> _WHAT NEEDS TO BE DONE_
Tally the lines below that contain "your". The number is the whole answer.

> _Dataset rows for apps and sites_
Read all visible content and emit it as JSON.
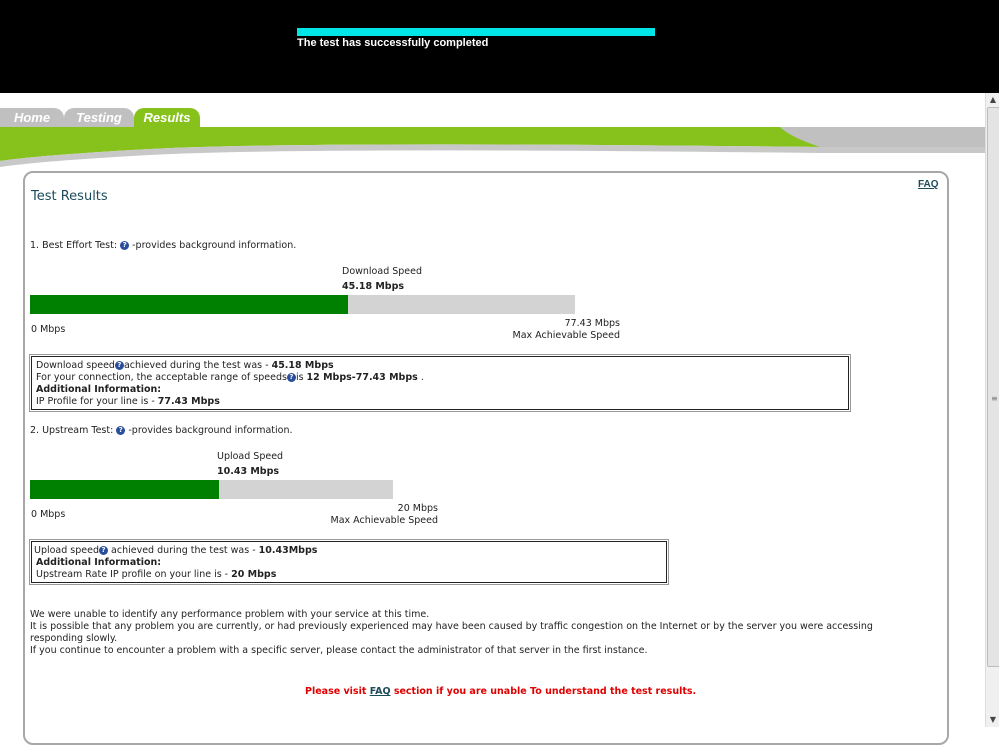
{
  "header": {
    "progress_fraction": 1.0,
    "status_text": "The test has successfully completed"
  },
  "tabs": [
    {
      "label": "Home"
    },
    {
      "label": "Testing"
    },
    {
      "label": "Results",
      "active": true
    }
  ],
  "colors": {
    "accent": "#86c21b",
    "progress": "#00e6e6",
    "bar_fill": "#008000",
    "bar_bg": "#d3d3d3",
    "warning": "#e00000"
  },
  "main": {
    "faq_link": "FAQ",
    "title": "Test Results",
    "best_effort": {
      "heading": "1. Best Effort Test:",
      "hint": "-provides background information.",
      "speed_label": "Download Speed",
      "speed_value": "45.18 Mbps",
      "value": 45.18,
      "max": 77.43,
      "min_label": "0 Mbps",
      "max_value_label": "77.43 Mbps",
      "max_label": "Max Achievable Speed",
      "info": {
        "line1_pre": "Download speed",
        "line1_mid": "achieved during the test was - ",
        "line1_val": "45.18 Mbps",
        "line2_pre": "For your connection, the acceptable range of speeds",
        "line2_mid": "is ",
        "line2_val": "12 Mbps-77.43 Mbps",
        "line2_post": " .",
        "additional": "Additional Information:",
        "line4_pre": "IP Profile for your line is - ",
        "line4_val": "77.43 Mbps"
      }
    },
    "upstream": {
      "heading": "2. Upstream Test:",
      "hint": "-provides background information.",
      "speed_label": "Upload Speed",
      "speed_value": "10.43 Mbps",
      "value": 10.43,
      "max": 20,
      "min_label": "0 Mbps",
      "max_value_label": "20 Mbps",
      "max_label": "Max Achievable Speed",
      "info": {
        "line1_pre": "Upload speed",
        "line1_mid": " achieved during the test was - ",
        "line1_val": "10.43Mbps",
        "additional": "Additional Information:",
        "line3_pre": "Upstream Rate IP profile on your line is - ",
        "line3_val": "20 Mbps"
      }
    },
    "notes": [
      "We were unable to identify any performance problem with your service at this time.",
      "It is possible that any problem you are currently, or had previously experienced may have been caused by traffic congestion on the Internet or by the server you were accessing",
      "responding slowly.",
      "If you continue to encounter a problem with a specific server, please contact the administrator of that server in the first instance."
    ],
    "visit": {
      "pre": "Please visit ",
      "link": "FAQ",
      "post": " section if you are unable To understand the test results."
    }
  }
}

> _SOLUTION FOR THIS EXERCISE_
4